**HOW TO COMPLETE THIS TASK**: Copy the lines below exactly. No picture goes into the copy.

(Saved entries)
■ ■ ■ ■ ■

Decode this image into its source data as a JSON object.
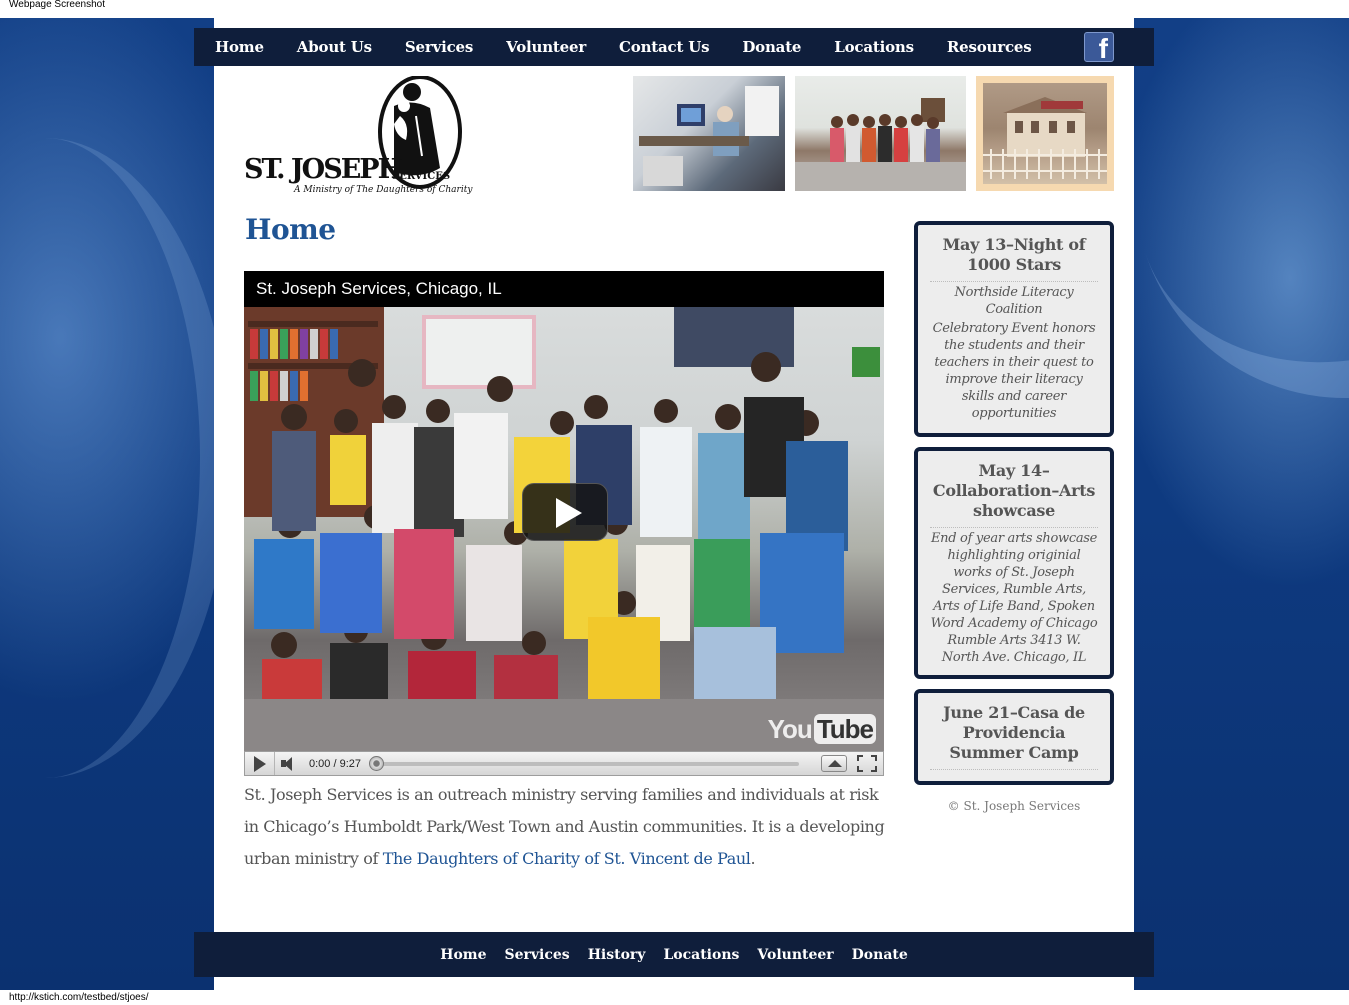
{
  "window": {
    "caption": "Webpage Screenshot",
    "status_url": "http://kstich.com/testbed/stjoes/"
  },
  "nav": {
    "items": [
      {
        "label": "Home"
      },
      {
        "label": "About Us"
      },
      {
        "label": "Services"
      },
      {
        "label": "Volunteer"
      },
      {
        "label": "Contact Us"
      },
      {
        "label": "Donate"
      },
      {
        "label": "Locations"
      },
      {
        "label": "Resources"
      }
    ],
    "facebook_icon": "f"
  },
  "logo": {
    "name_main": "ST. JOSEPH",
    "name_sub": "SERVICES",
    "tagline": "A Ministry of The Daughters of Charity"
  },
  "page": {
    "title": "Home"
  },
  "video": {
    "title": "St. Joseph Services, Chicago, IL",
    "time": "0:00 / 9:27",
    "progress": 0,
    "logo_you": "You",
    "logo_tube": "Tube"
  },
  "intro": {
    "text": "St. Joseph Services is an outreach ministry serving families and individuals at risk in Chicago’s Humboldt Park/West Town and Austin communities. It is a developing urban ministry of ",
    "link_text": "The Daughters of Charity of St. Vincent de Paul",
    "end": "."
  },
  "events": [
    {
      "title": "May 13–Night of 1000 Stars",
      "lines": [
        "Northside Literacy Coalition",
        "Celebratory Event honors the students and their teachers in their quest to improve their literacy skills and career opportunities"
      ]
    },
    {
      "title": "May 14–Collaboration–Arts showcase",
      "lines": [
        "End of year arts showcase highlighting originial works of St. Joseph Services, Rumble Arts, Arts of Life Band, Spoken Word Academy of Chicago Rumble Arts 3413 W. North Ave. Chicago, IL"
      ]
    },
    {
      "title": "June 21–Casa de Providencia Summer Camp",
      "lines": []
    }
  ],
  "copyright": "© St. Joseph Services",
  "footer": {
    "items": [
      {
        "label": "Home"
      },
      {
        "label": "Services"
      },
      {
        "label": "History"
      },
      {
        "label": "Locations"
      },
      {
        "label": "Volunteer"
      },
      {
        "label": "Donate"
      }
    ]
  },
  "colors": {
    "nav_bg": "#0f1e3b",
    "title_blue": "#1f5494",
    "body_text": "#555555",
    "backdrop_blue": "#0e3a80"
  }
}
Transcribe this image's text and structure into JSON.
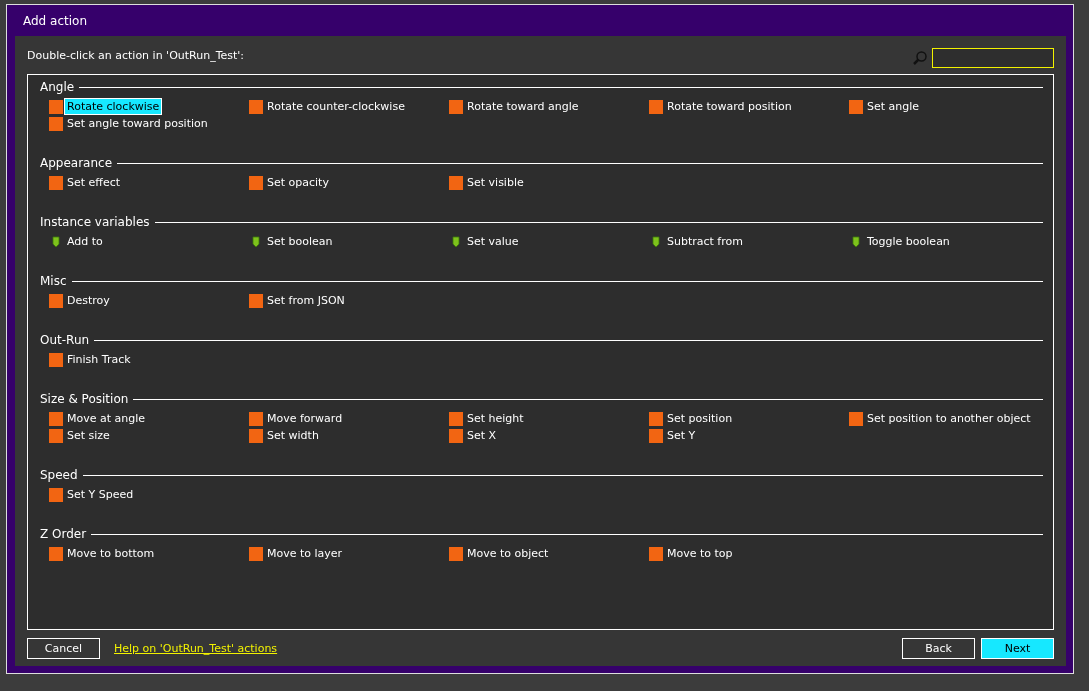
{
  "window": {
    "title": "Add action"
  },
  "prompt": "Double-click an action in 'OutRun_Test':",
  "groups": [
    {
      "title": "Angle",
      "items": [
        {
          "label": "Rotate clockwise",
          "kind": "action",
          "selected": true
        },
        {
          "label": "Rotate counter-clockwise",
          "kind": "action",
          "selected": false
        },
        {
          "label": "Rotate toward angle",
          "kind": "action",
          "selected": false
        },
        {
          "label": "Rotate toward position",
          "kind": "action",
          "selected": false
        },
        {
          "label": "Set angle",
          "kind": "action",
          "selected": false
        },
        {
          "label": "Set angle toward position",
          "kind": "action",
          "selected": false
        }
      ]
    },
    {
      "title": "Appearance",
      "items": [
        {
          "label": "Set effect",
          "kind": "action",
          "selected": false
        },
        {
          "label": "Set opacity",
          "kind": "action",
          "selected": false
        },
        {
          "label": "Set visible",
          "kind": "action",
          "selected": false
        }
      ]
    },
    {
      "title": "Instance variables",
      "items": [
        {
          "label": "Add to",
          "kind": "variable",
          "selected": false
        },
        {
          "label": "Set boolean",
          "kind": "variable",
          "selected": false
        },
        {
          "label": "Set value",
          "kind": "variable",
          "selected": false
        },
        {
          "label": "Subtract from",
          "kind": "variable",
          "selected": false
        },
        {
          "label": "Toggle boolean",
          "kind": "variable",
          "selected": false
        }
      ]
    },
    {
      "title": "Misc",
      "items": [
        {
          "label": "Destroy",
          "kind": "action",
          "selected": false
        },
        {
          "label": "Set from JSON",
          "kind": "action",
          "selected": false
        }
      ]
    },
    {
      "title": "Out-Run",
      "items": [
        {
          "label": "Finish Track",
          "kind": "action",
          "selected": false
        }
      ]
    },
    {
      "title": "Size & Position",
      "items": [
        {
          "label": "Move at angle",
          "kind": "action",
          "selected": false
        },
        {
          "label": "Move forward",
          "kind": "action",
          "selected": false
        },
        {
          "label": "Set height",
          "kind": "action",
          "selected": false
        },
        {
          "label": "Set position",
          "kind": "action",
          "selected": false
        },
        {
          "label": "Set position to another object",
          "kind": "action",
          "selected": false
        },
        {
          "label": "Set size",
          "kind": "action",
          "selected": false
        },
        {
          "label": "Set width",
          "kind": "action",
          "selected": false
        },
        {
          "label": "Set X",
          "kind": "action",
          "selected": false
        },
        {
          "label": "Set Y",
          "kind": "action",
          "selected": false
        }
      ]
    },
    {
      "title": "Speed",
      "items": [
        {
          "label": "Set Y Speed",
          "kind": "action",
          "selected": false
        }
      ]
    },
    {
      "title": "Z Order",
      "items": [
        {
          "label": "Move to bottom",
          "kind": "action",
          "selected": false
        },
        {
          "label": "Move to layer",
          "kind": "action",
          "selected": false
        },
        {
          "label": "Move to object",
          "kind": "action",
          "selected": false
        },
        {
          "label": "Move to top",
          "kind": "action",
          "selected": false
        }
      ]
    }
  ],
  "footer": {
    "cancel": "Cancel",
    "help_link": "Help on 'OutRun_Test' actions",
    "back": "Back",
    "next": "Next"
  }
}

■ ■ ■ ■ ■

**ANSWER TO THIS EXERCISE**:
Decode this image into its source data as a JSON object.
{
  "window": {
    "caption": "Webpage Screenshot",
    "status_url": "http://kstich.com/testbed/stjoes/"
  },
  "nav": {
    "items": [
      {
        "label": "Home"
      },
      {
        "label": "About Us"
      },
      {
        "label": "Services"
      },
      {
        "label": "Volunteer"
      },
      {
        "label": "Contact Us"
      },
      {
        "label": "Donate"
      },
      {
        "label": "Locations"
      },
      {
        "label": "Resources"
      }
    ],
    "facebook_icon": "f"
  },
  "logo": {
    "name_main": "ST. JOSEPH",
    "name_sub": "SERVICES",
    "tagline": "A Ministry of The Daughters of Charity"
  },
  "page": {
    "title": "Home"
  },
  "video": {
    "title": "St. Joseph Services, Chicago, IL",
    "time": "0:00 / 9:27",
    "progress": 0,
    "logo_you": "You",
    "logo_tube": "Tube"
  },
  "intro": {
    "text": "St. Joseph Services is an outreach ministry serving families and individuals at risk in Chicago’s Humboldt Park/West Town and Austin communities. It is a developing urban ministry of ",
    "link_text": "The Daughters of Charity of St. Vincent de Paul",
    "end": "."
  },
  "events": [
    {
      "title": "May 13–Night of 1000 Stars",
      "lines": [
        "Northside Literacy Coalition",
        "Celebratory Event honors the students and their teachers in their quest to improve their literacy skills and career opportunities"
      ]
    },
    {
      "title": "May 14–Collaboration–Arts showcase",
      "lines": [
        "End of year arts showcase highlighting originial works of St. Joseph Services, Rumble Arts, Arts of Life Band, Spoken Word Academy of Chicago Rumble Arts 3413 W. North Ave. Chicago, IL"
      ]
    },
    {
      "title": "June 21–Casa de Providencia Summer Camp",
      "lines": []
    }
  ],
  "copyright": "© St. Joseph Services",
  "footer": {
    "items": [
      {
        "label": "Home"
      },
      {
        "label": "Services"
      },
      {
        "label": "History"
      },
      {
        "label": "Locations"
      },
      {
        "label": "Volunteer"
      },
      {
        "label": "Donate"
      }
    ]
  },
  "colors": {
    "nav_bg": "#0f1e3b",
    "title_blue": "#1f5494",
    "body_text": "#555555",
    "backdrop_blue": "#0e3a80"
  }
}
Transcribe this image's text and structure into JSON.
{
  "window": {
    "title": "Add action"
  },
  "prompt": "Double-click an action in 'OutRun_Test':",
  "groups": [
    {
      "title": "Angle",
      "items": [
        {
          "label": "Rotate clockwise",
          "kind": "action",
          "selected": true
        },
        {
          "label": "Rotate counter-clockwise",
          "kind": "action",
          "selected": false
        },
        {
          "label": "Rotate toward angle",
          "kind": "action",
          "selected": false
        },
        {
          "label": "Rotate toward position",
          "kind": "action",
          "selected": false
        },
        {
          "label": "Set angle",
          "kind": "action",
          "selected": false
        },
        {
          "label": "Set angle toward position",
          "kind": "action",
          "selected": false
        }
      ]
    },
    {
      "title": "Appearance",
      "items": [
        {
          "label": "Set effect",
          "kind": "action",
          "selected": false
        },
        {
          "label": "Set opacity",
          "kind": "action",
          "selected": false
        },
        {
          "label": "Set visible",
          "kind": "action",
          "selected": false
        }
      ]
    },
    {
      "title": "Instance variables",
      "items": [
        {
          "label": "Add to",
          "kind": "variable",
          "selected": false
        },
        {
          "label": "Set boolean",
          "kind": "variable",
          "selected": false
        },
        {
          "label": "Set value",
          "kind": "variable",
          "selected": false
        },
        {
          "label": "Subtract from",
          "kind": "variable",
          "selected": false
        },
        {
          "label": "Toggle boolean",
          "kind": "variable",
          "selected": false
        }
      ]
    },
    {
      "title": "Misc",
      "items": [
        {
          "label": "Destroy",
          "kind": "action",
          "selected": false
        },
        {
          "label": "Set from JSON",
          "kind": "action",
          "selected": false
        }
      ]
    },
    {
      "title": "Out-Run",
      "items": [
        {
          "label": "Finish Track",
          "kind": "action",
          "selected": false
        }
      ]
    },
    {
      "title": "Size & Position",
      "items": [
        {
          "label": "Move at angle",
          "kind": "action",
          "selected": false
        },
        {
          "label": "Move forward",
          "kind": "action",
          "selected": false
        },
        {
          "label": "Set height",
          "kind": "action",
          "selected": false
        },
        {
          "label": "Set position",
          "kind": "action",
          "selected": false
        },
        {
          "label": "Set position to another object",
          "kind": "action",
          "selected": false
        },
        {
          "label": "Set size",
          "kind": "action",
          "selected": false
        },
        {
          "label": "Set width",
          "kind": "action",
          "selected": false
        },
        {
          "label": "Set X",
          "kind": "action",
          "selected": false
        },
        {
          "label": "Set Y",
          "kind": "action",
          "selected": false
        }
      ]
    },
    {
      "title": "Speed",
      "items": [
        {
          "label": "Set Y Speed",
          "kind": "action",
          "selected": false
        }
      ]
    },
    {
      "title": "Z Order",
      "items": [
        {
          "label": "Move to bottom",
          "kind": "action",
          "selected": false
        },
        {
          "label": "Move to layer",
          "kind": "action",
          "selected": false
        },
        {
          "label": "Move to object",
          "kind": "action",
          "selected": false
        },
        {
          "label": "Move to top",
          "kind": "action",
          "selected": false
        }
      ]
    }
  ],
  "footer": {
    "cancel": "Cancel",
    "help_link": "Help on 'OutRun_Test' actions",
    "back": "Back",
    "next": "Next"
  }
}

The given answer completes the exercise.